**WHAT TO WORK ON**. All lines in the entries below that hold "icon" make up the answer.

**DATA EXTRACT**.
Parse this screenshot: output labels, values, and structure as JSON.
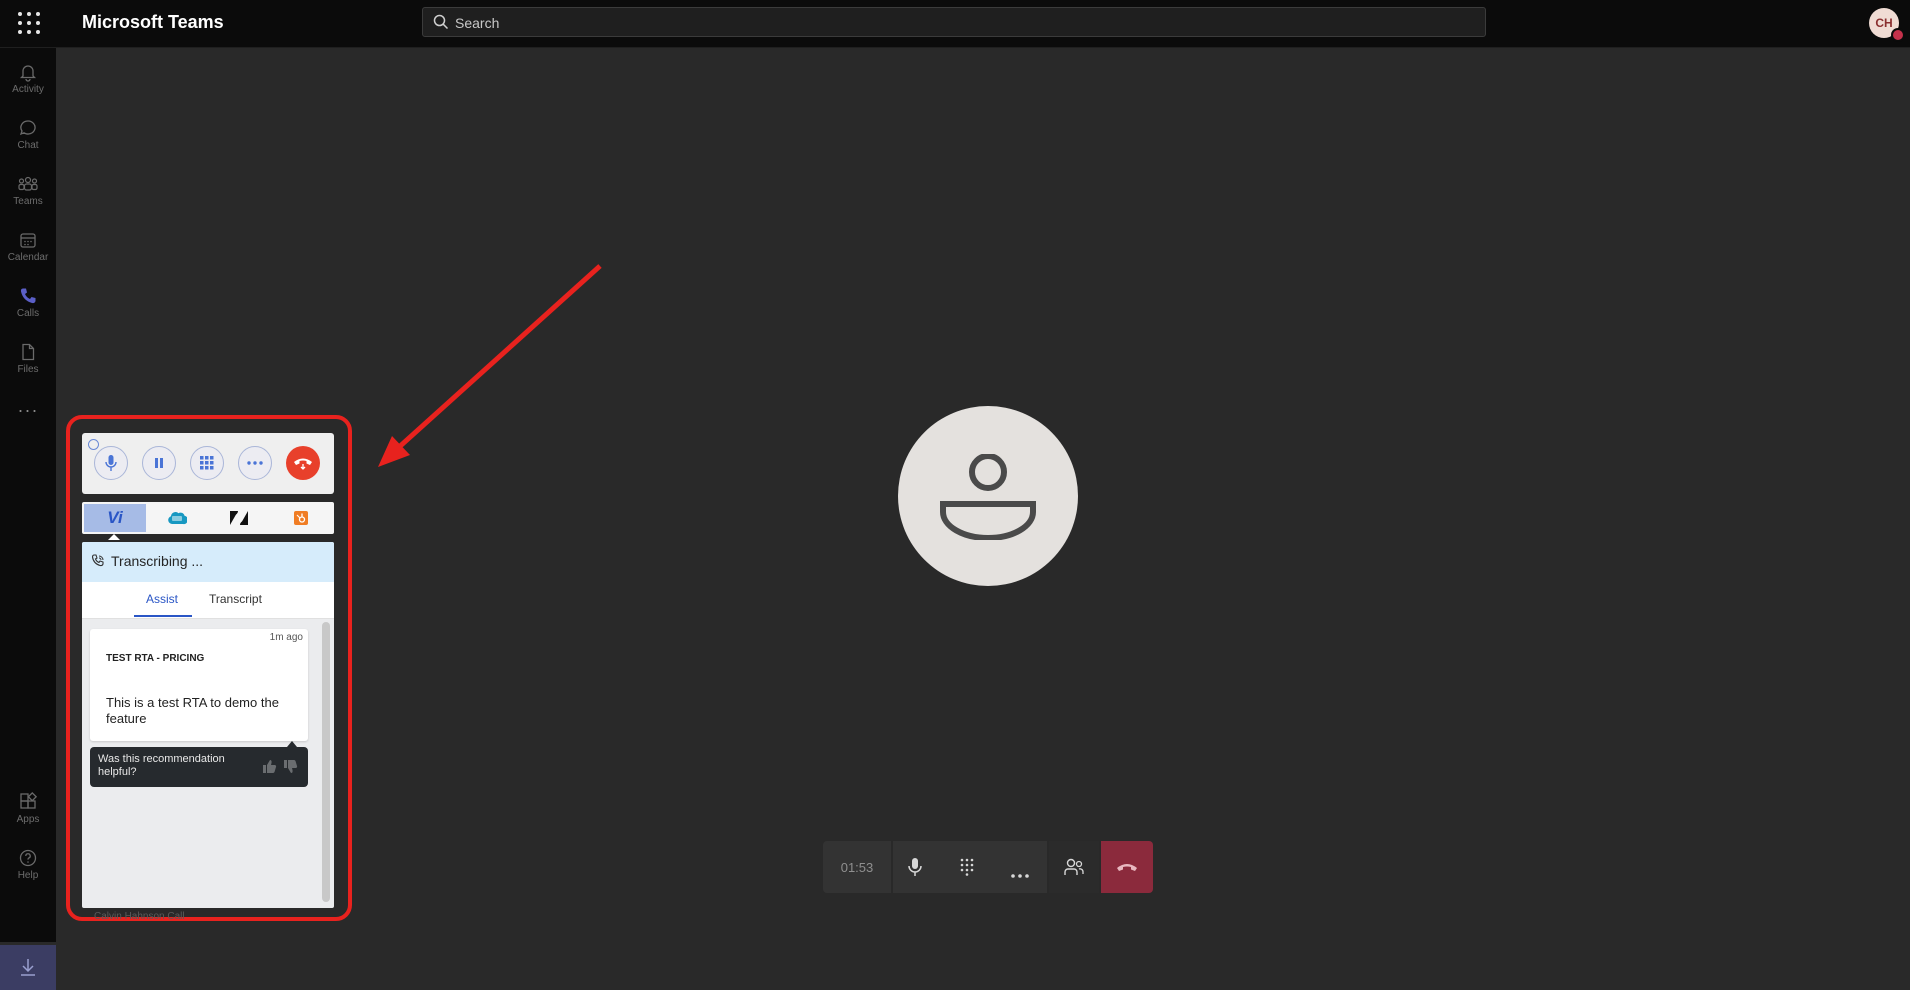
{
  "app": {
    "title": "Microsoft Teams",
    "user_initials": "CH"
  },
  "search": {
    "placeholder": "Search"
  },
  "rail": {
    "items": [
      {
        "label": "Activity",
        "icon": "bell-icon"
      },
      {
        "label": "Chat",
        "icon": "chat-icon"
      },
      {
        "label": "Teams",
        "icon": "teams-icon"
      },
      {
        "label": "Calendar",
        "icon": "calendar-icon"
      },
      {
        "label": "Calls",
        "icon": "phone-icon"
      },
      {
        "label": "Files",
        "icon": "file-icon"
      }
    ],
    "more": "···",
    "bottom": [
      {
        "label": "Apps",
        "icon": "apps-icon"
      },
      {
        "label": "Help",
        "icon": "help-icon"
      }
    ]
  },
  "widget": {
    "controls": [
      "mute",
      "hold",
      "keypad",
      "more",
      "hang-up"
    ],
    "integration_tabs": [
      {
        "label": "Vi",
        "active": true
      },
      {
        "label": "salesforce"
      },
      {
        "label": "zendesk"
      },
      {
        "label": "hubspot"
      }
    ],
    "status": "Transcribing ...",
    "sub_tabs": {
      "assist": "Assist",
      "transcript": "Transcript"
    },
    "card": {
      "time": "1m ago",
      "title": "TEST RTA - PRICING",
      "body": "This is a test RTA to demo the feature"
    },
    "feedback": "Was this recommendation helpful?",
    "footer_name": "Calvin Hahnson Call"
  },
  "callbar": {
    "timer": "01:53",
    "end_color": "#8b2a3c"
  },
  "colors": {
    "accent": "#2a56c6",
    "highlight": "#e8221e",
    "hangup": "#e8402b"
  }
}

**SOLUTION FOR THIS PROBLEM**.
        "icon": "bell-icon"
        "icon": "chat-icon"
        "icon": "teams-icon"
        "icon": "calendar-icon"
        "icon": "phone-icon"
        "icon": "file-icon"
        "icon": "apps-icon"
        "icon": "help-icon"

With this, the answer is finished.